James McKechnie, Cathy Howieson, Sandy Hobbs, Sheila Semple

Research output: Contribution to journalArticlepeer-review

4 Citations (Scopus)

Abstract

Purpose – The aim of this paper is to investigate the type of activities carried out by young people in a range of jobs that are typically undertaken by school students. The research examines opportunities for skill development in these jobs.

Design/methodology/approach – The research consisted of a nationally representative survey of school students. Multivariate analysis was used to examine the variables which predict the likelihood that a school student will be employed in a job which has a higher “job activity score” as measured by the frequency and number of activities undertaken.
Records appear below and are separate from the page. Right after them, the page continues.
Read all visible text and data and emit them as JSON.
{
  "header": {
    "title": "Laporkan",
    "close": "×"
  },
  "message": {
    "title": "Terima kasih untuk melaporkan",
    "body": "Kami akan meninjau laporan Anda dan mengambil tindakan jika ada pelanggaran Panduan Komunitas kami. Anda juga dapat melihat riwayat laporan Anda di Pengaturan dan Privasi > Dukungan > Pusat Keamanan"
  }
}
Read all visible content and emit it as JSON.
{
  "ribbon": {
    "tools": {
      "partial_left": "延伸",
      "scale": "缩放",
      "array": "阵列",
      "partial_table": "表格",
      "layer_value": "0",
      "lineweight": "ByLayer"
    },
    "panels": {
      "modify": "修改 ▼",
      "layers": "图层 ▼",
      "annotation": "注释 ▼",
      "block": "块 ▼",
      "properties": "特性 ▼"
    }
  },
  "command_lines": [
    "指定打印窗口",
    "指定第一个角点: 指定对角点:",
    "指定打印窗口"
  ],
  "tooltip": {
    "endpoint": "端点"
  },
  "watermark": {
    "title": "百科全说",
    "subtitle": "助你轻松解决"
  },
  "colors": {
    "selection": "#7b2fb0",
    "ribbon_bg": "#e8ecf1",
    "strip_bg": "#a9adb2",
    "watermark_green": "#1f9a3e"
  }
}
Findings – In total, 38 per cent of school students were working at the time of the survey. The survey demonstrates the diversity of the employment experiences and the opportunities it provides for skill development. The analysis supports the view that this first exposure to employment may offer opportunities for skill development. Unlike previous research in Britain the study is able to explore the extent of variations between jobs.

Practical implications – The data demonstrates the extent to which school students combine full-time education with part-time employment and the value of this experience. This raises questions about whether schools should engage with naturally occurring employment experiences.

Originality/value – The paper uses a unique British data set to investigate what school students do in their part-time jobs, extending the hitherto limited research in this area. By addressing this issue the paper contributes to the debate regarding the value of this early exposure to the world of work.
Original languageEnglish
Pages (from-to)47-58
Number of pages12
JournalEducation + Training
Volume56
Issue number1
DOIs
Publication statusPublished - 2014

Fingerprint

Dive into the research topics of 'School students’ introduction to the world of work'. Together they form a unique fingerprint.

Cite this